## TASK DIRECTIONS
For each line below that contains the string "icon", copy that line.
··········
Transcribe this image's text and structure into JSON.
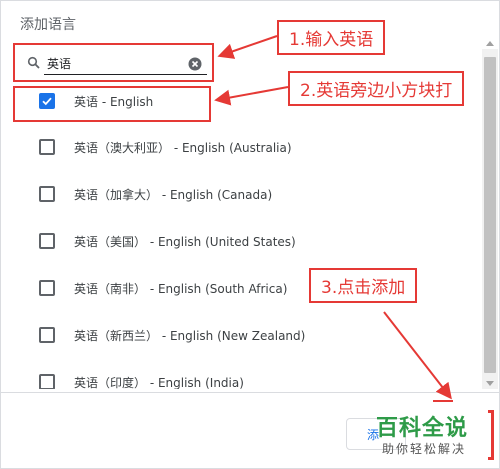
{
  "dialog": {
    "title": "添加语言",
    "search": {
      "value": "英语",
      "icon": "search-icon",
      "clear_icon": "clear-icon"
    },
    "languages": [
      {
        "label": "英语 - English",
        "checked": true
      },
      {
        "label": "英语（澳大利亚） - English (Australia)",
        "checked": false
      },
      {
        "label": "英语（加拿大） - English (Canada)",
        "checked": false
      },
      {
        "label": "英语（美国） - English (United States)",
        "checked": false
      },
      {
        "label": "英语（南非） - English (South Africa)",
        "checked": false
      },
      {
        "label": "英语（新西兰） - English (New Zealand)",
        "checked": false
      },
      {
        "label": "英语（印度） - English (India)",
        "checked": false
      }
    ],
    "add_button_label": "添"
  },
  "annotations": {
    "step1": "1.输入英语",
    "step2": "2.英语旁边小方块打",
    "step3": "3.点击添加",
    "color": "#e53935"
  },
  "watermark": {
    "main": "百科全说",
    "sub": "助你轻松解决",
    "color": "#2e9b48"
  },
  "colors": {
    "accent": "#1a73e8"
  }
}
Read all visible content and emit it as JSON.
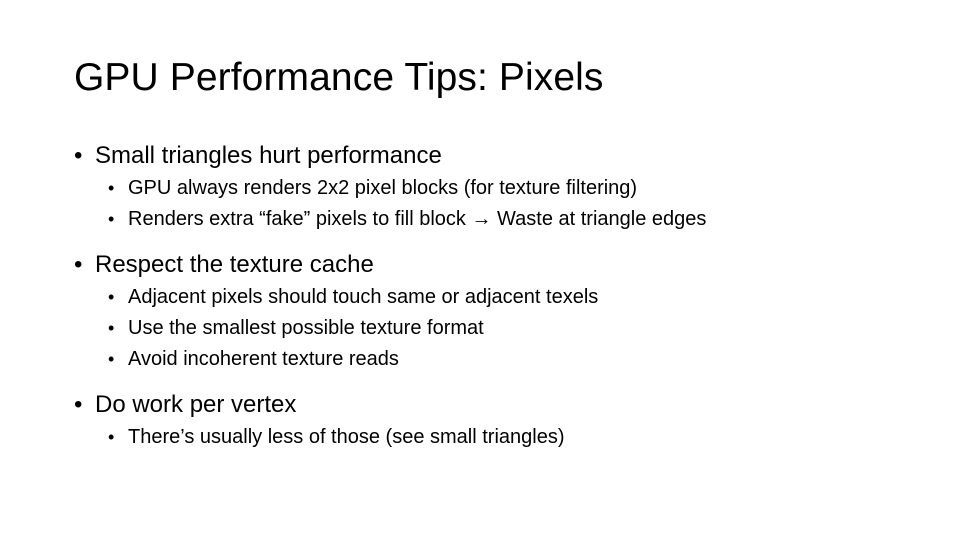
{
  "slide": {
    "title": "GPU Performance Tips: Pixels",
    "bullet_marker": "•",
    "sections": [
      {
        "text": "Small triangles hurt performance",
        "children": [
          {
            "text": "GPU always renders 2x2 pixel blocks (for texture filtering)"
          },
          {
            "text": "Renders extra “fake” pixels to fill block → Waste at triangle edges"
          }
        ]
      },
      {
        "text": "Respect the texture cache",
        "children": [
          {
            "text": "Adjacent pixels should touch same or adjacent texels"
          },
          {
            "text": "Use the smallest possible texture format"
          },
          {
            "text": "Avoid incoherent texture reads"
          }
        ]
      },
      {
        "text": "Do work per vertex",
        "children": [
          {
            "text": "There’s usually less of those (see small triangles)"
          }
        ]
      }
    ]
  },
  "colors": {
    "background": "#ffffff",
    "text": "#000000"
  }
}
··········
## EXERCISE SOLUTION
      "icon": "search-icon",
      "clear_icon": "clear-icon"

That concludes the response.